**INSTRUCTIONS FOR THE TASK**: Which lines of the data include the string "elements"? List them all.

----

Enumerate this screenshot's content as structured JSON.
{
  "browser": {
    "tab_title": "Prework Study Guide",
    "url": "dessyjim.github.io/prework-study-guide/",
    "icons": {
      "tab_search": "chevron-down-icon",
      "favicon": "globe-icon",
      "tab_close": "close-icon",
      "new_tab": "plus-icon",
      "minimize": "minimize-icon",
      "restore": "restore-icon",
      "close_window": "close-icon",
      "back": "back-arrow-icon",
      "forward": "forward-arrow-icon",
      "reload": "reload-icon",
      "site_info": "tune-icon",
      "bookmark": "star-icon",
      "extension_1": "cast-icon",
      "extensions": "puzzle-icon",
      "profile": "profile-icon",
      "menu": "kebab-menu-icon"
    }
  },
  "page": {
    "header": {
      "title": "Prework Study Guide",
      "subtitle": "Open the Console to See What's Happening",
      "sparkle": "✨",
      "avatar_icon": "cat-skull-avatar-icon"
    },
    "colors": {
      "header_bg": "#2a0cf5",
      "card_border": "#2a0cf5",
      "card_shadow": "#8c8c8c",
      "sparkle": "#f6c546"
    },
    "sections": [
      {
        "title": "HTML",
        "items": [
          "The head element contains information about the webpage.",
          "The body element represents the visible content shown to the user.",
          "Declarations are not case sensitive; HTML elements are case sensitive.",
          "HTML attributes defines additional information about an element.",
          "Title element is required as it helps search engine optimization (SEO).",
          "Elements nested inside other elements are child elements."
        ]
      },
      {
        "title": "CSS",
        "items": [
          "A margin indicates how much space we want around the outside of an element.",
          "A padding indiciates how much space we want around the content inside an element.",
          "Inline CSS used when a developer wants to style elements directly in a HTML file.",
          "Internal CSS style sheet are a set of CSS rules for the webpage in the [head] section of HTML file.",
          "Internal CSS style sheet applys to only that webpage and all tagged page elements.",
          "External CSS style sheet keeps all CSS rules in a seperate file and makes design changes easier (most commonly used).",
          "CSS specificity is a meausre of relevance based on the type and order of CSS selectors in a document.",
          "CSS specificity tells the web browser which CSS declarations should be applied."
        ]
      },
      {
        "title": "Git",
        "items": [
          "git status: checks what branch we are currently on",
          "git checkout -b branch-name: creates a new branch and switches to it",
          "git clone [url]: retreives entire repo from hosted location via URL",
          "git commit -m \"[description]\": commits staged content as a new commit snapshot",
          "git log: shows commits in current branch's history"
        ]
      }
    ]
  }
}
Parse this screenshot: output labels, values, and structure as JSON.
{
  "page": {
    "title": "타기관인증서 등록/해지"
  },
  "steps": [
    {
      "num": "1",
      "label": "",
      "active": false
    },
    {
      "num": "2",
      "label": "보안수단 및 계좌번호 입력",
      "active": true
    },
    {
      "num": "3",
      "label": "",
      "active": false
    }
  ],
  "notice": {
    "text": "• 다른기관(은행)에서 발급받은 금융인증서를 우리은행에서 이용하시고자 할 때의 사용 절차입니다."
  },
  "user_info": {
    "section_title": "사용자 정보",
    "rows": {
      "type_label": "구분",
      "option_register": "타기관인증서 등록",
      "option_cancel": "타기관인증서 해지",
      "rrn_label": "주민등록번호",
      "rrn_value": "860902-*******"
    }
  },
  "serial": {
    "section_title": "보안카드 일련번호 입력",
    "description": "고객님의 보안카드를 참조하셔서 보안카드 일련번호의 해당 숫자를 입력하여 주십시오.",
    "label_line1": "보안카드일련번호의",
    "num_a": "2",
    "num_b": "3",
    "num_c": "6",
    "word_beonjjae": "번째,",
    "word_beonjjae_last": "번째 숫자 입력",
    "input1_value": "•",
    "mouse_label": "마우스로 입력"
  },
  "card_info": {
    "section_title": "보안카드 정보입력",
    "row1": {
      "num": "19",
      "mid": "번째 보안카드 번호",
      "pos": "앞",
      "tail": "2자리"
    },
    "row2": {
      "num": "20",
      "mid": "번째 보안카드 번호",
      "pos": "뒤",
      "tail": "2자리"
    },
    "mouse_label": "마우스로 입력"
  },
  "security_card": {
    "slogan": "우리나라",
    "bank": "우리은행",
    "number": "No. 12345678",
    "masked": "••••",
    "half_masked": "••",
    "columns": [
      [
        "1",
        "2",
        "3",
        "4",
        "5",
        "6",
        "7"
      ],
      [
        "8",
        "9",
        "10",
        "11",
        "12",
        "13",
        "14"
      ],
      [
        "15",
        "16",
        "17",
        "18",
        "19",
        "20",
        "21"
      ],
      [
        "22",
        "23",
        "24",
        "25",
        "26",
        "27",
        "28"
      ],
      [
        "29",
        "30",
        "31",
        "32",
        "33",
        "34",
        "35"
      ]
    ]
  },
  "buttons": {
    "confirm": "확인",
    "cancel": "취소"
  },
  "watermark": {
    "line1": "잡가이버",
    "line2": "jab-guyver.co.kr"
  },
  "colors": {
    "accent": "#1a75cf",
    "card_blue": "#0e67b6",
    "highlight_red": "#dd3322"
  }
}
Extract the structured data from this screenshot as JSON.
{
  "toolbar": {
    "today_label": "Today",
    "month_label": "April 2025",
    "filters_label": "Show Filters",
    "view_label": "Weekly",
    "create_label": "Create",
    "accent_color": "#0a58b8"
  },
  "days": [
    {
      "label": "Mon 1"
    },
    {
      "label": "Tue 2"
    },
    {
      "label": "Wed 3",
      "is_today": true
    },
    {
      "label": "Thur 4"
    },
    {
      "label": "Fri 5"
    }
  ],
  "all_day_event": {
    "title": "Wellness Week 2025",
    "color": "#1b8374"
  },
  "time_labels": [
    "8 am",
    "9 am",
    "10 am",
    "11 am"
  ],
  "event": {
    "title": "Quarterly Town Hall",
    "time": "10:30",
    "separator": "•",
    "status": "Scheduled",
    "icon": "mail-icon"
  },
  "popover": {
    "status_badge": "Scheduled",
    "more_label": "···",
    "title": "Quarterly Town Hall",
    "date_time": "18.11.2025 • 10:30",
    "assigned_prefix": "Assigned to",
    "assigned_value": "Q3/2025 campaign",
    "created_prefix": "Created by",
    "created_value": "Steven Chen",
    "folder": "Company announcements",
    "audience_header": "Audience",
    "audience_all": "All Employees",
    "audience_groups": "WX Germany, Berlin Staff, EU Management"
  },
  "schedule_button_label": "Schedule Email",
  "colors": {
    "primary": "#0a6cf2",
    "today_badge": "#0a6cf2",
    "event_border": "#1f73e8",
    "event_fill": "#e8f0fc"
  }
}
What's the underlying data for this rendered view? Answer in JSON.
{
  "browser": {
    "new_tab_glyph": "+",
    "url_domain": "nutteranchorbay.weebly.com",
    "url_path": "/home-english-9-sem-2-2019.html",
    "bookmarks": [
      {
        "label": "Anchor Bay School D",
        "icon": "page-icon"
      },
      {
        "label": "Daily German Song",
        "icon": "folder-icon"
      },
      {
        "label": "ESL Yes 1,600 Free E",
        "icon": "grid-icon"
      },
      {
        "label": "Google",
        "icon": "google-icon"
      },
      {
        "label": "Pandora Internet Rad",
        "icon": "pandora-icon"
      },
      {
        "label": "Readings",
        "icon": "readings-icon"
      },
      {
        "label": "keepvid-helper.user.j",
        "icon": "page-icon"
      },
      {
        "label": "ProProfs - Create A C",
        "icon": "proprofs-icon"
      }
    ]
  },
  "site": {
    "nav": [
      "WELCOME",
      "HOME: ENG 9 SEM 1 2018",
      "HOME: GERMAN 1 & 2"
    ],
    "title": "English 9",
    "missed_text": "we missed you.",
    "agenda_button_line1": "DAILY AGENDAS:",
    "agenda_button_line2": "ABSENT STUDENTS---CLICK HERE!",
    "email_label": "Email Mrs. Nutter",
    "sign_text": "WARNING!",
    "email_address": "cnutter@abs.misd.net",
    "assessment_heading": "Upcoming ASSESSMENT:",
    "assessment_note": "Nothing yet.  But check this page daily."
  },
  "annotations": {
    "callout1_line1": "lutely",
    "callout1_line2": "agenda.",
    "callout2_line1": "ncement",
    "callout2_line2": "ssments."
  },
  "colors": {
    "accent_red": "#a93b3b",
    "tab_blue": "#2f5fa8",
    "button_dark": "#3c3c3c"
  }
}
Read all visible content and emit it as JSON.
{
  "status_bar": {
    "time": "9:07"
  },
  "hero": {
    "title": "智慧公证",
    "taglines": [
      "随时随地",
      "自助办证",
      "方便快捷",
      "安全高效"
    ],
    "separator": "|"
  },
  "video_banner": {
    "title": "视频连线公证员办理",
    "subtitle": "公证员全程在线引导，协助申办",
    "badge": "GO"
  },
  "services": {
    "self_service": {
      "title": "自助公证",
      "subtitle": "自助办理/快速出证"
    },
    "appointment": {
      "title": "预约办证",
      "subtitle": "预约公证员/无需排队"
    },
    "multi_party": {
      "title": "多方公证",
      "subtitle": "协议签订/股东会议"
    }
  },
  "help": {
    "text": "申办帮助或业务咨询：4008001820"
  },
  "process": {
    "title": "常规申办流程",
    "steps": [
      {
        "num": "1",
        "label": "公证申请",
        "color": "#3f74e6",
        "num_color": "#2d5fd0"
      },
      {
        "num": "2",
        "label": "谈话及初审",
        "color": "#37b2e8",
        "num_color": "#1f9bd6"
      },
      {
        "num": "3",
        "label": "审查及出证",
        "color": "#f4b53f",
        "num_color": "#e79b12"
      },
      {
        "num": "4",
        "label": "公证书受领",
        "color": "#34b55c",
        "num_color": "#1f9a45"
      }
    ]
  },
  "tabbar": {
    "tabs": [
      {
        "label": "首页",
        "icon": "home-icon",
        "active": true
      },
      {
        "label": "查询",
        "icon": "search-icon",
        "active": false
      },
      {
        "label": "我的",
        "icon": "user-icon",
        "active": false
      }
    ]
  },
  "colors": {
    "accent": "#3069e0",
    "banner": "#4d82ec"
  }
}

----

**EXPECTED ANSWER**:
          "Declarations are not case sensitive; HTML elements are case sensitive.",
          "Elements nested inside other elements are child elements."
          "Inline CSS used when a developer wants to style elements directly in a HTML file.",
          "Internal CSS style sheet applys to only that webpage and all tagged page elements.",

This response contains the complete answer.